While rumors linked Barrios with major Colombian clubs like Atletico Nacional and Atletico Junior, it was finally one of South America’s giants, Argentine side, Boca Juniors, who decided to buy his rights for $3M. Since he had Fernando Gago in front of him as a starter, and his co-patriot, Sebastian Perez, who plays also in the same role, Barrios took it step by step and tried to do his best whenever he entered to the game. His debut came on October 29th 2016 against Temperley, with Boca winning 4-0 and Barrios playing the last 17 minutes. The fans loved what they saw and applauded him. He continued to give everything in every match that he played, and became one of the most stable players in the team. His first year with Boca ended with the league title and with Barrios playing 19 matches and registering three assists.
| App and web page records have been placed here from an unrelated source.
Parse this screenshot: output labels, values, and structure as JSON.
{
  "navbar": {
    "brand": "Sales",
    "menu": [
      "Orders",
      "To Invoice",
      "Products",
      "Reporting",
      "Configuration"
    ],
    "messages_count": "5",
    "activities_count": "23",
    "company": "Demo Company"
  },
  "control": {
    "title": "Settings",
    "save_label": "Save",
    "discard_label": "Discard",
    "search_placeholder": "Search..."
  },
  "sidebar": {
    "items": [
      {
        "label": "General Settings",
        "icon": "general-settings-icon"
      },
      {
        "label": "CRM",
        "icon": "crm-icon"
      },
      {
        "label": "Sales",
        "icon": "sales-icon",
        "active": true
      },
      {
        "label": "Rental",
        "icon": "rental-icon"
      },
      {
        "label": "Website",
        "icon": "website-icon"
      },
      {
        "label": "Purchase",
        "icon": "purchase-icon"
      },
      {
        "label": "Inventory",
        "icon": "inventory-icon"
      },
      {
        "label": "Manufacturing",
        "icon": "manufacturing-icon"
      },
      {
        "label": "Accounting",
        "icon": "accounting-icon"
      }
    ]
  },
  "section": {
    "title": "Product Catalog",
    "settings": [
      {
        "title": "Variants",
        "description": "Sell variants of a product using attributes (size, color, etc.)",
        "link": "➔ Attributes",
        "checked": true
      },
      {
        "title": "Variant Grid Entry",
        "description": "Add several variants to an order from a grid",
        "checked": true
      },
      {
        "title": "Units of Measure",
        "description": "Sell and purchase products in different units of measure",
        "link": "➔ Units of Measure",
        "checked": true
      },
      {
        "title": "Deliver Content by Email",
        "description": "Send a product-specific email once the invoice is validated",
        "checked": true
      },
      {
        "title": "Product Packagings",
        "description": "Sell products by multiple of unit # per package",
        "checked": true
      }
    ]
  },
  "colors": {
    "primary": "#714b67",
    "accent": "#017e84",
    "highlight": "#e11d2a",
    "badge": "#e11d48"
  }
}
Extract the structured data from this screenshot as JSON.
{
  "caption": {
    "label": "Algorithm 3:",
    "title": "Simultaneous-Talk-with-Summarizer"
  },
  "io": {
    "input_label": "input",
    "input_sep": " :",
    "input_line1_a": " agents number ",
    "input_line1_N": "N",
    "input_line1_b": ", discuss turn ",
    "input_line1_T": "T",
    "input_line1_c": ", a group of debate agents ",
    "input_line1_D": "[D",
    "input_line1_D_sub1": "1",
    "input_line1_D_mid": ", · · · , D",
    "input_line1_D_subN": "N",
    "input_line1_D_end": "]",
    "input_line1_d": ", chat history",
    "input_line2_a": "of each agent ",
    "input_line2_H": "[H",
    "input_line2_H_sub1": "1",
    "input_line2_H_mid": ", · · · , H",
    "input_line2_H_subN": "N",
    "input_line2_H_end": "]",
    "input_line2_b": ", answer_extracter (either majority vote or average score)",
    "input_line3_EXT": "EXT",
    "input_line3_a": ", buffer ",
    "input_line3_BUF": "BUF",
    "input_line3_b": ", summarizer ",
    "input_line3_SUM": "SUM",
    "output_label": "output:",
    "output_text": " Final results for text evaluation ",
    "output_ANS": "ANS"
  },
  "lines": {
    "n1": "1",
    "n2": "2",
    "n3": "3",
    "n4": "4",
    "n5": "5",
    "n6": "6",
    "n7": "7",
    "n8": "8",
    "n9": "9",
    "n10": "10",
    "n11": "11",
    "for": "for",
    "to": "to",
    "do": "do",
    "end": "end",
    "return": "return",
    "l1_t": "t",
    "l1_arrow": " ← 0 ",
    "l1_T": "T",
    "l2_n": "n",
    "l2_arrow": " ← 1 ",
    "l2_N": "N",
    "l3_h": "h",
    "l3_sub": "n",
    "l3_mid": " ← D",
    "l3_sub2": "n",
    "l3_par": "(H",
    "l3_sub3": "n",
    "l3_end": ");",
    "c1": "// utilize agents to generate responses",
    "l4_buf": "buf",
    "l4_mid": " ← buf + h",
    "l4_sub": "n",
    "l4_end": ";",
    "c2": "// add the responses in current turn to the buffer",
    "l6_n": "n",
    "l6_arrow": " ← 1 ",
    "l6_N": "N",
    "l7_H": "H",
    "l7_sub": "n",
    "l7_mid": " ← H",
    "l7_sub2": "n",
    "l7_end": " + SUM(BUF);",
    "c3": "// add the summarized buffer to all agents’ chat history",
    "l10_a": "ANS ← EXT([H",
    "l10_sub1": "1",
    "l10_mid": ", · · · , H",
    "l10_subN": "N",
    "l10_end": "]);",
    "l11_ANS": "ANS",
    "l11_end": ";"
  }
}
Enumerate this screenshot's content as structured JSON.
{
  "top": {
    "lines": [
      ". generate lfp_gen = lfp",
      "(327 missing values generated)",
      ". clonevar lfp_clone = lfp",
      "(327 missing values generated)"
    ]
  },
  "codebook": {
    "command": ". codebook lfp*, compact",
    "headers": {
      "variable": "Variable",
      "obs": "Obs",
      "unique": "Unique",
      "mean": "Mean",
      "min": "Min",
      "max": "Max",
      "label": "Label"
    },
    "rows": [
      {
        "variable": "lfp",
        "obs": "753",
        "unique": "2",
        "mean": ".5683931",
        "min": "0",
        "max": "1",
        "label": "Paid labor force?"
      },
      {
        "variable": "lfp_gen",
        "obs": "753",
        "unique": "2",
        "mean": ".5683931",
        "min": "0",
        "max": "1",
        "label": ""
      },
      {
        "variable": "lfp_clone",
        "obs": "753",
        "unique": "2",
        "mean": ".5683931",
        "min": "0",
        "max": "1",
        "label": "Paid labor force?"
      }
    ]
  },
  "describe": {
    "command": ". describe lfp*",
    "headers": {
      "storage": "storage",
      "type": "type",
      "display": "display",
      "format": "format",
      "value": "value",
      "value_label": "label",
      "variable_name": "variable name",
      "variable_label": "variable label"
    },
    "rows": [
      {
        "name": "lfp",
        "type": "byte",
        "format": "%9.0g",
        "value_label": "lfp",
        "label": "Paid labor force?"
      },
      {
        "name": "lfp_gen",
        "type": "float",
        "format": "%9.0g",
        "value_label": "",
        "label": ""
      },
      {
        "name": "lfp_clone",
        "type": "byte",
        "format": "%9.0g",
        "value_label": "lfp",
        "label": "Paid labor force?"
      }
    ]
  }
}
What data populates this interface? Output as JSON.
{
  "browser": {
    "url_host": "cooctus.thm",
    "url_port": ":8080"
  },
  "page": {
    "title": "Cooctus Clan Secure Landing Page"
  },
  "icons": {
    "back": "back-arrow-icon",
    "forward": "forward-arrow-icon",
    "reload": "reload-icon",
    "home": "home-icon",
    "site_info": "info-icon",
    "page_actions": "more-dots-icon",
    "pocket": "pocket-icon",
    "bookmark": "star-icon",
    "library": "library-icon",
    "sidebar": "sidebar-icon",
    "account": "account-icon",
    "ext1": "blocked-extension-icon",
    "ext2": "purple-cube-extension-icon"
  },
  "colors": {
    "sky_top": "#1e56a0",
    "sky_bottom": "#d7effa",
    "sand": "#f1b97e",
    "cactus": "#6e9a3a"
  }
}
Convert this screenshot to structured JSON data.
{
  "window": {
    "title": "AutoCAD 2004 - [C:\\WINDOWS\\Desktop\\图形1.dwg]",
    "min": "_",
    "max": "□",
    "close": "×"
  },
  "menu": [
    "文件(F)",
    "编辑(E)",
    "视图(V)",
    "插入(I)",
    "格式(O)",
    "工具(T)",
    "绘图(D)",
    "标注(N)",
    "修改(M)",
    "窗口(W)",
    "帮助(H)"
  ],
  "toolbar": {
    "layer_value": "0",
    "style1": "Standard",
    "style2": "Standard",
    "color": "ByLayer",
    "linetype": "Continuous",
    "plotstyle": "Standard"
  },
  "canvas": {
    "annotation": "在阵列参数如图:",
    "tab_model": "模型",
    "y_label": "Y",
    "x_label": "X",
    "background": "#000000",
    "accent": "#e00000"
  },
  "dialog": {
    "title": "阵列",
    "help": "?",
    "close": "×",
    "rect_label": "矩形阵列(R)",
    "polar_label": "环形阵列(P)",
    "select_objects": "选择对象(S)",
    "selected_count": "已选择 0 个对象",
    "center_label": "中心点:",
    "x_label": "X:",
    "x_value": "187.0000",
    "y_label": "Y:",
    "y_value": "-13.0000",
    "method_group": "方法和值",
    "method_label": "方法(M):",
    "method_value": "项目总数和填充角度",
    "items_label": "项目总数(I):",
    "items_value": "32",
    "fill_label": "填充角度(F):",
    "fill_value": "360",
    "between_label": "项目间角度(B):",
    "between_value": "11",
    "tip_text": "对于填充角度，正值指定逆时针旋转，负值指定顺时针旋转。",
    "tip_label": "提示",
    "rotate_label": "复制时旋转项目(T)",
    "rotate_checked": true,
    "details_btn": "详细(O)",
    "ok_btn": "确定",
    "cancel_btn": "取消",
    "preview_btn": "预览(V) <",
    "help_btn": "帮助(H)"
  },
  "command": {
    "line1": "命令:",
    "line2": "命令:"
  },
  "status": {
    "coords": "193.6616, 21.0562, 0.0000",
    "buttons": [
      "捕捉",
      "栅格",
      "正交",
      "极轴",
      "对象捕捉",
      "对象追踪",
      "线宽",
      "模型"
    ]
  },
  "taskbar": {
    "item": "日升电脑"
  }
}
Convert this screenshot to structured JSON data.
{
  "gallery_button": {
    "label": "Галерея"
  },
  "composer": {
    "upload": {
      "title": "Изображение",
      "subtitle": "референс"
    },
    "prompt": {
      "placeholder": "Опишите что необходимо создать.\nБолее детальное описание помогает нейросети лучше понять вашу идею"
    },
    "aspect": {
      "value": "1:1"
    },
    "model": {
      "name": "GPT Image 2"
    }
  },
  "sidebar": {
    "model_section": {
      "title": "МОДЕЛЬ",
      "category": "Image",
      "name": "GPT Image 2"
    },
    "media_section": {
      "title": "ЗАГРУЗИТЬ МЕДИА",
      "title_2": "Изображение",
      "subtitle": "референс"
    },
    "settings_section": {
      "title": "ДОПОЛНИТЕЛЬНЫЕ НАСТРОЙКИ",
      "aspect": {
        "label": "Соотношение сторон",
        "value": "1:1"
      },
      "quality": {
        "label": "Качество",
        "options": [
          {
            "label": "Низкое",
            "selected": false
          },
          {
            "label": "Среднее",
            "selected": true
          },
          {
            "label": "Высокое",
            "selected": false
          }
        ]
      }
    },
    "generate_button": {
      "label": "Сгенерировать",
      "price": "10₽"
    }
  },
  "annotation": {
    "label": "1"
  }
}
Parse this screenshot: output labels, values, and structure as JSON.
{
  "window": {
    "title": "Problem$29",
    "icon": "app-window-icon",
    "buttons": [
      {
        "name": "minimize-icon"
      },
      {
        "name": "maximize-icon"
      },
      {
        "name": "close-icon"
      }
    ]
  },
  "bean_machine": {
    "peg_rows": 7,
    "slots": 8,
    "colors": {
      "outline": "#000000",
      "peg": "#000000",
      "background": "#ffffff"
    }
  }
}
Barrios received his chance in the starting lineup when Boca lost Gago due to an injury blow in October 2017, and Barrios proved that he deserved that spot. He was the “Silent Killer”, holding the defensive midfield of Boca by himself. He is not so strong physically, but very smart, intelligent, and knows how to break opponent’s attacks while also contributing to the offensive part of the team. He has a passing accuracy of 84.4% and averages 51 passes per game, among them 2.7 long balls per game. It clearly shows his ability to pass vertically, too, emphasizing his range of passing. Defensively he does a great job, as noted, with 3 tackles per game, 2.8 interceptions and 0.5 blocks. Just for comparison, he has better numbers than Tottenham’s Eric Dier.
Despite all the praise he receives, 2018 didn’t start too well for him. Barrios was on the other side of the barricade. Two women accused him and his teammate, Edwin Cardona, of sexual abuse. While the incident was under police investigation, both players were separated from Boca’s squad by coach Barros-Schelotto. Their image was hurt badly, while fans and the media criticized them. Eventually, charges were dropped because the women changed their versions of the incident. Barros-Schelotto brought them back to the squad and needed them in a good form as Boca didn’t perform well. Barrios adjusted quickly and became one of the most important players in many matches. In his second season with the team, Barrios plays a vital role in Barros-Schelotto’s formation, and helped Boca to win their second straight domestic title, playing 23 matches and scoring a single goal.
Barrios was included in Colombia's squad for the 2018 World Cup only as a rotation player, while coach Jose Pekerman preferred Carlos Sanchez in the starting line-up. But it wasn't too long until he received his chance. Carlos Sanchez was sent off in Colombia's debut match vs. Japan after only three minutes and Barrios came in from the bench. He couldn't prevent the 2-1 loss, but played very well in Colombia's 3-0 victory against Poland. In the round of 16 match vs. England, Barrios also played and was one of the best players on the field, despite the fact that his team was eliminated in penalty shoot-out.
The fans know that they won't have too much time to enjoy him. He was already linked with several European teams, Tottenham and Real Madrid among others. The strongest rumor is that Spurs will pay his buyout fee of 23 million dollars and Barrios will arrive in January. Meanwhile, Real Madrid sent staff members to Buenos Aires to set up a meeting with Boca's management regarding the issue.
"If you really want it, you will do it". It was Barrios's motto which saved his life and now the sky is the limit for him, on his way to one of the major clubs in Europe.